__REQUIRED ACTION__: Within the records, how many lines hold the word "this"? State that number alone.
------
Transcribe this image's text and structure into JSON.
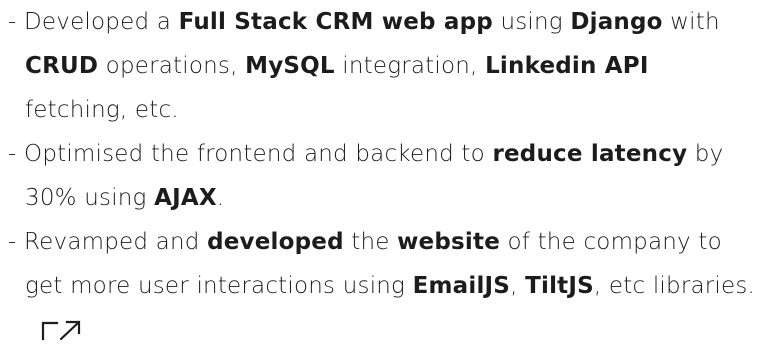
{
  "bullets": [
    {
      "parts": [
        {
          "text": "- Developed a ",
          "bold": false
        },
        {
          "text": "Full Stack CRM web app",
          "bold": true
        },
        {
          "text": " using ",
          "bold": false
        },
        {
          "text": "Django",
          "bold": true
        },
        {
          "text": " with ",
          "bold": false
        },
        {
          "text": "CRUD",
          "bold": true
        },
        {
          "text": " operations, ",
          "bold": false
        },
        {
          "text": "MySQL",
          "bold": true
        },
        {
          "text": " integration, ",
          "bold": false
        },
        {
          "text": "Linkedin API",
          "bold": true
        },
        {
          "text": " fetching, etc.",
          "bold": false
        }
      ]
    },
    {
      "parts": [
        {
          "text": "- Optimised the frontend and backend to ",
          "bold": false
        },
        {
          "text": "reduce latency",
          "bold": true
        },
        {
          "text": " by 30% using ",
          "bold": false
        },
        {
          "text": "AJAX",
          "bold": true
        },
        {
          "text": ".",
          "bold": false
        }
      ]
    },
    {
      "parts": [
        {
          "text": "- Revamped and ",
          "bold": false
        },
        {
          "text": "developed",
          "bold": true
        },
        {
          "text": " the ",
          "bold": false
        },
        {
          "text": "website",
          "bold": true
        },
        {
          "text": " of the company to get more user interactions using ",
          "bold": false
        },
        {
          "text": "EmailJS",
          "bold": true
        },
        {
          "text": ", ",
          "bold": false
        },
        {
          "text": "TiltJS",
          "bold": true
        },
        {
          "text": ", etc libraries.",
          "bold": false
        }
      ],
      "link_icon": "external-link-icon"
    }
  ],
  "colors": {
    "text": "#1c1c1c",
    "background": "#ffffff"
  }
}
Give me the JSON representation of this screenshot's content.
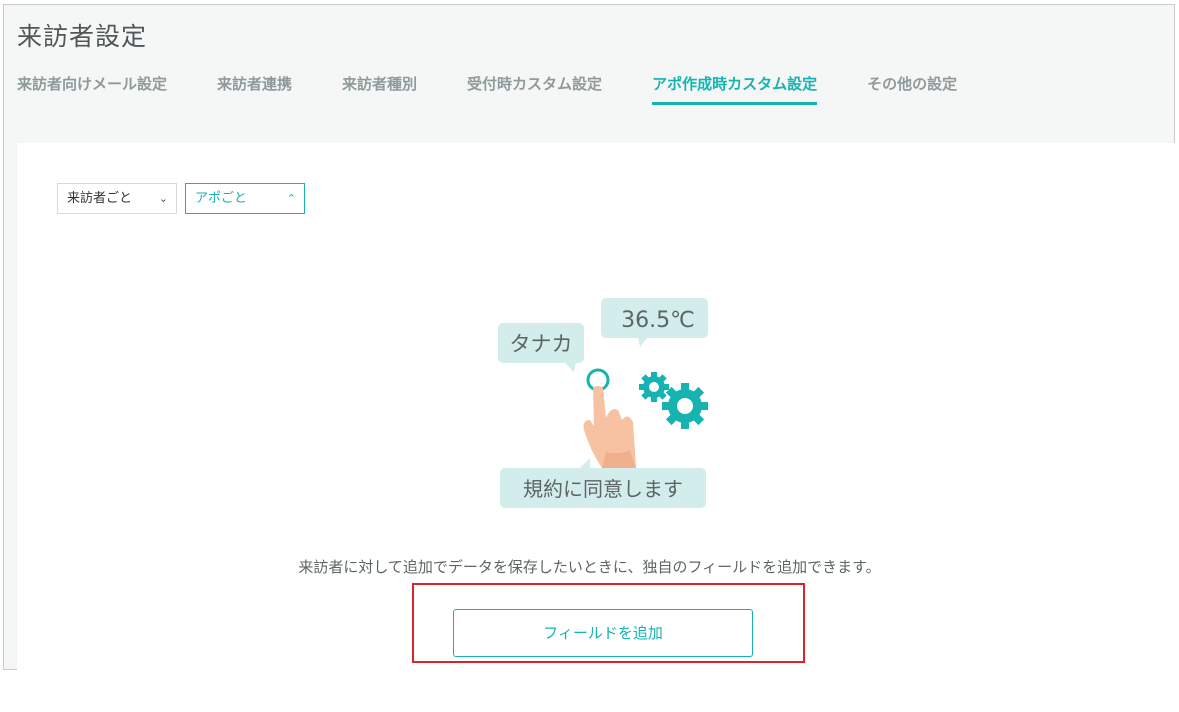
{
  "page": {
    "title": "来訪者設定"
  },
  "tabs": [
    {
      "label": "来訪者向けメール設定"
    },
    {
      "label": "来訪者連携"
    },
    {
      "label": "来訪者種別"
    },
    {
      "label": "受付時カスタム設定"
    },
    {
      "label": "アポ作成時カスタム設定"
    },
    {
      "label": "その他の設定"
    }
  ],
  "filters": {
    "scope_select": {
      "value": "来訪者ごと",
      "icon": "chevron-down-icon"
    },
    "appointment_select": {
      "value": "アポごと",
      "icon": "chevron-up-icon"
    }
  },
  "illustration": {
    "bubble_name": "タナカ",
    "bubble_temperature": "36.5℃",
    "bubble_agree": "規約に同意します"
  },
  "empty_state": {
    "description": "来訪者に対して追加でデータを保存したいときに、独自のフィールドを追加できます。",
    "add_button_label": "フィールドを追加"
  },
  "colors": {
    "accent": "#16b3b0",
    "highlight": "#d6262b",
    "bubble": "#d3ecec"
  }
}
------
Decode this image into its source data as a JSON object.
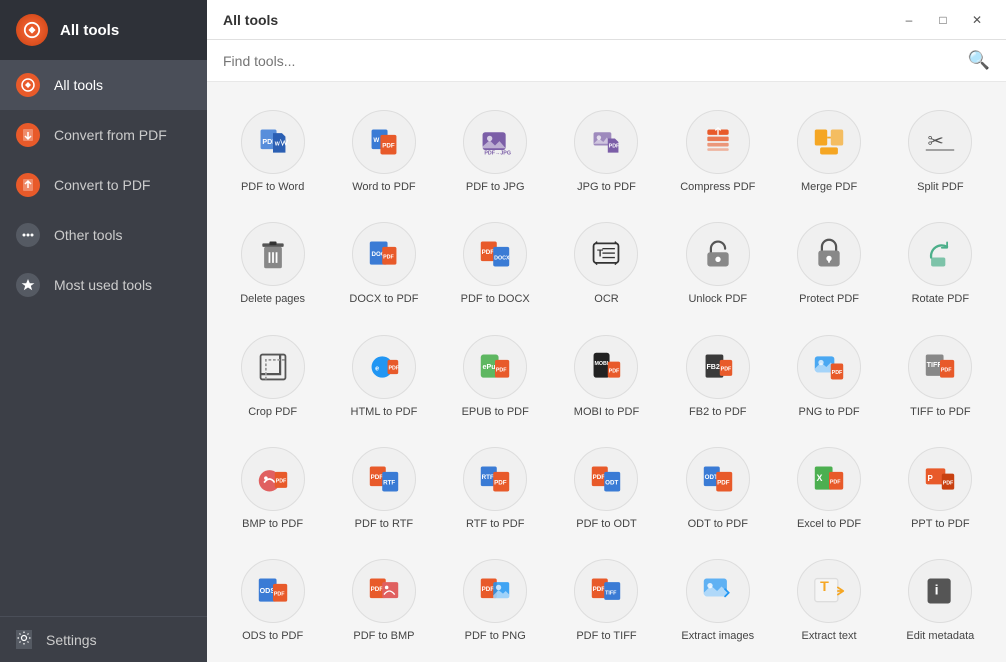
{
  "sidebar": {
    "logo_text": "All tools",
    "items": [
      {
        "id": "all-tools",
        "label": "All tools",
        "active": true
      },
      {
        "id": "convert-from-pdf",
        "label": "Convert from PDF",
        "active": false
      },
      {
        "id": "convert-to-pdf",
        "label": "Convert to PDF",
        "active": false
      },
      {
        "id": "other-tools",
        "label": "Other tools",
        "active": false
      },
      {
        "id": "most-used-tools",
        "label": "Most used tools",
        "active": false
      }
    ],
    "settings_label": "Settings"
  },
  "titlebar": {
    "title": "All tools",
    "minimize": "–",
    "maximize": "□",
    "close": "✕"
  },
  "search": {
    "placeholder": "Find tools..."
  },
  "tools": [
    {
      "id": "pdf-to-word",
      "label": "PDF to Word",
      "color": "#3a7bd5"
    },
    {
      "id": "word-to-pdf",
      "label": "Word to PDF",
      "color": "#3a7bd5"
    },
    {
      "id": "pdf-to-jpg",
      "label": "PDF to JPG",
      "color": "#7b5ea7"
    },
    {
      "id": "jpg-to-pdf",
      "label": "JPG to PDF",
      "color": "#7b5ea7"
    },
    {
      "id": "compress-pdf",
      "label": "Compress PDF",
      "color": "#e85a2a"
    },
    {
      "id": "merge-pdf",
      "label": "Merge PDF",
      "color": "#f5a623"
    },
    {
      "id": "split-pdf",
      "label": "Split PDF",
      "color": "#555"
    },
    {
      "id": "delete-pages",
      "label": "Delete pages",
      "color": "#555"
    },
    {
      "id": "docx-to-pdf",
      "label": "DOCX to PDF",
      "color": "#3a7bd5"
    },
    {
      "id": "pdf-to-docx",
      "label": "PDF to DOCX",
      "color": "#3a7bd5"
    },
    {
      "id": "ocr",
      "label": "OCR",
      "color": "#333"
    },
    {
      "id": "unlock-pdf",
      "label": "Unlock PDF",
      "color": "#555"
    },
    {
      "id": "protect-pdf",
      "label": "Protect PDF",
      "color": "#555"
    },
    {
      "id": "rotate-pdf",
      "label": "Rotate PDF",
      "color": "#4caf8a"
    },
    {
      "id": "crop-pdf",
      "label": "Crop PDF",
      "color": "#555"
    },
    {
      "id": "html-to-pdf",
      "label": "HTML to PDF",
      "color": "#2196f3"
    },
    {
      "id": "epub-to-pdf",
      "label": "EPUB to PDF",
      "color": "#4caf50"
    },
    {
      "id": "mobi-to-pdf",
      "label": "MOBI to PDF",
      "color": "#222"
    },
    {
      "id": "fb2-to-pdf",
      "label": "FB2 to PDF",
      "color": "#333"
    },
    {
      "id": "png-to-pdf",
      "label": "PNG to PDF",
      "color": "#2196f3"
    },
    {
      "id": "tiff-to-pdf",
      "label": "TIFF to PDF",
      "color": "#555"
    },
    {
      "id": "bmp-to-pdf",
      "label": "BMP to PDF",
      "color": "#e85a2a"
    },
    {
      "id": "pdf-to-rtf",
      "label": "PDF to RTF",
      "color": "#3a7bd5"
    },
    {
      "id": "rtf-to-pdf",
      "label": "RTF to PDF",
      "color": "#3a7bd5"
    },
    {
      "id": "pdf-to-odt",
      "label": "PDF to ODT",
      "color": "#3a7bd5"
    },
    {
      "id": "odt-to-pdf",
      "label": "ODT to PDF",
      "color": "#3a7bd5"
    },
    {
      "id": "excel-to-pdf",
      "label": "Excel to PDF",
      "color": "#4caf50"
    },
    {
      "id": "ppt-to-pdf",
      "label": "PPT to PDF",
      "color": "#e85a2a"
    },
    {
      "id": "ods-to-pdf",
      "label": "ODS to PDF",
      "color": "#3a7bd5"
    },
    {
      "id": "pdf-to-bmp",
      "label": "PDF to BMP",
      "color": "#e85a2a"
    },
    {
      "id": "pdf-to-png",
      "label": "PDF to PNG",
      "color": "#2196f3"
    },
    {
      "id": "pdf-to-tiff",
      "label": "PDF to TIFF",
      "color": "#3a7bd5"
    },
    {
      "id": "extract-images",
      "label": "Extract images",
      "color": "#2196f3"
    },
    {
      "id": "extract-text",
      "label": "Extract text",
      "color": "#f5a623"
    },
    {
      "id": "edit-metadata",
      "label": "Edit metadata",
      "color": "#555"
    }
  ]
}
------
__ANSWER SECTION__: 3